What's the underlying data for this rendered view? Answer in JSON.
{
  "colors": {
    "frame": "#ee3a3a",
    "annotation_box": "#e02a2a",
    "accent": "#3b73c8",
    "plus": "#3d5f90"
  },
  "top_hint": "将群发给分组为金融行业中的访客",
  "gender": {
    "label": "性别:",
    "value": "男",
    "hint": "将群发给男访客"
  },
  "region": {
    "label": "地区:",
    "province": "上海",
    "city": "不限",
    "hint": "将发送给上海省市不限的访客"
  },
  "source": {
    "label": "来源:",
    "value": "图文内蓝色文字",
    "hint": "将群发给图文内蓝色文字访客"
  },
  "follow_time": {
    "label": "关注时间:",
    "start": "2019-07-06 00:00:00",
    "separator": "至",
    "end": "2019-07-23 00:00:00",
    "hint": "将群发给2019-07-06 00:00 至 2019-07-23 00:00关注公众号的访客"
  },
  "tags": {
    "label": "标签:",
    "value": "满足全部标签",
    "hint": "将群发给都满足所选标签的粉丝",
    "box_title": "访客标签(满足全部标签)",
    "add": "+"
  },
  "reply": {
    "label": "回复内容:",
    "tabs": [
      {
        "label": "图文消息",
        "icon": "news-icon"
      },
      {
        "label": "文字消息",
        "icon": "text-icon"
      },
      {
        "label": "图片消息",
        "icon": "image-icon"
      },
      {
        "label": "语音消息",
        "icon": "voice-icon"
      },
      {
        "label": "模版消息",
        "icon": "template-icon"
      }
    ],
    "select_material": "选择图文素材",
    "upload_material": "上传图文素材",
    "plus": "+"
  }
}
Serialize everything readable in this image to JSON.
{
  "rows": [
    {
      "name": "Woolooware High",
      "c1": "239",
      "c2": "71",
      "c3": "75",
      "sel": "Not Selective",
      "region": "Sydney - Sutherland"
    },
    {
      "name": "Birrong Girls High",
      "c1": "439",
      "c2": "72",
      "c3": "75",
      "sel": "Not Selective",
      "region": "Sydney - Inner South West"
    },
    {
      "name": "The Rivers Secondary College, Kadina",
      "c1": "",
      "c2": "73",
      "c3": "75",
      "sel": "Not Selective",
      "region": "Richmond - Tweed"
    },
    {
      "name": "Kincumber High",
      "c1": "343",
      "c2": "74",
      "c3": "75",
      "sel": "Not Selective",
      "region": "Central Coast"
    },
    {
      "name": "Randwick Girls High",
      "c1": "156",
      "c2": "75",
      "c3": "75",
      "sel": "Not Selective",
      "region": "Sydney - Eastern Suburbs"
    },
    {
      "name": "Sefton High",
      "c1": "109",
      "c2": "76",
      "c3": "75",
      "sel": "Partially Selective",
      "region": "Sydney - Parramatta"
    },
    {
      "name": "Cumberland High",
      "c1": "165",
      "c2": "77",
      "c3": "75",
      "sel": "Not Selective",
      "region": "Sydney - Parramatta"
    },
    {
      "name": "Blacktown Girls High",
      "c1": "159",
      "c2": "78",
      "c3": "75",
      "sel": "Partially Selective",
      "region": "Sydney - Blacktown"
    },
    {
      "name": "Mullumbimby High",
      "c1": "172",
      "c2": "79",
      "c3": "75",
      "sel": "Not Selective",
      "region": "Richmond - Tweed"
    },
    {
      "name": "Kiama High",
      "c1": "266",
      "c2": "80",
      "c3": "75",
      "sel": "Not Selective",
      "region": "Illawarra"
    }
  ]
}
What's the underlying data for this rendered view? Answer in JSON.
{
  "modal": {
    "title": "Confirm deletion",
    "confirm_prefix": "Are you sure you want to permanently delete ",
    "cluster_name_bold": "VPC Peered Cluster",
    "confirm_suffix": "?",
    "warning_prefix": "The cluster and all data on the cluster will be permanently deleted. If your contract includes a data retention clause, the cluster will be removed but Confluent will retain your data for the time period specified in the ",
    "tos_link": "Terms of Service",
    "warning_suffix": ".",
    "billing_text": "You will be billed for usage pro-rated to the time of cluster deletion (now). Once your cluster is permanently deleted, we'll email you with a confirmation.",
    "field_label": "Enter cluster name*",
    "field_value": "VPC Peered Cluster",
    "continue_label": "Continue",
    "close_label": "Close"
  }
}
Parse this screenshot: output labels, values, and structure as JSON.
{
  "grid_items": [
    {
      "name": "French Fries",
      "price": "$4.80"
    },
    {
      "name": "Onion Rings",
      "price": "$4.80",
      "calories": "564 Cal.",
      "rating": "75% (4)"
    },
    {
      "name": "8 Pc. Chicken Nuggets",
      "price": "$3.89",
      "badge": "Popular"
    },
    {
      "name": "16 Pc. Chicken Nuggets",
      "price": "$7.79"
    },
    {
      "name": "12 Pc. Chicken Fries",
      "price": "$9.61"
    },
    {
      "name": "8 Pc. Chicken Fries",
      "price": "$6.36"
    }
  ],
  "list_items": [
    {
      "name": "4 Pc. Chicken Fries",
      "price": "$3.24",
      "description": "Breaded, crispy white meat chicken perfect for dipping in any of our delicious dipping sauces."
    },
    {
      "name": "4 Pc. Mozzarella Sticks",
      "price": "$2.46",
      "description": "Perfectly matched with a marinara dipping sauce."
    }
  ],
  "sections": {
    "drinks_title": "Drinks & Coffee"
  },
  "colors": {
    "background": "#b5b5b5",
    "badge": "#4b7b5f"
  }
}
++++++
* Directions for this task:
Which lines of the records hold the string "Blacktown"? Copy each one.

* Worked solution:
      "name": "Blacktown Girls High",
      "region": "Sydney - Blacktown"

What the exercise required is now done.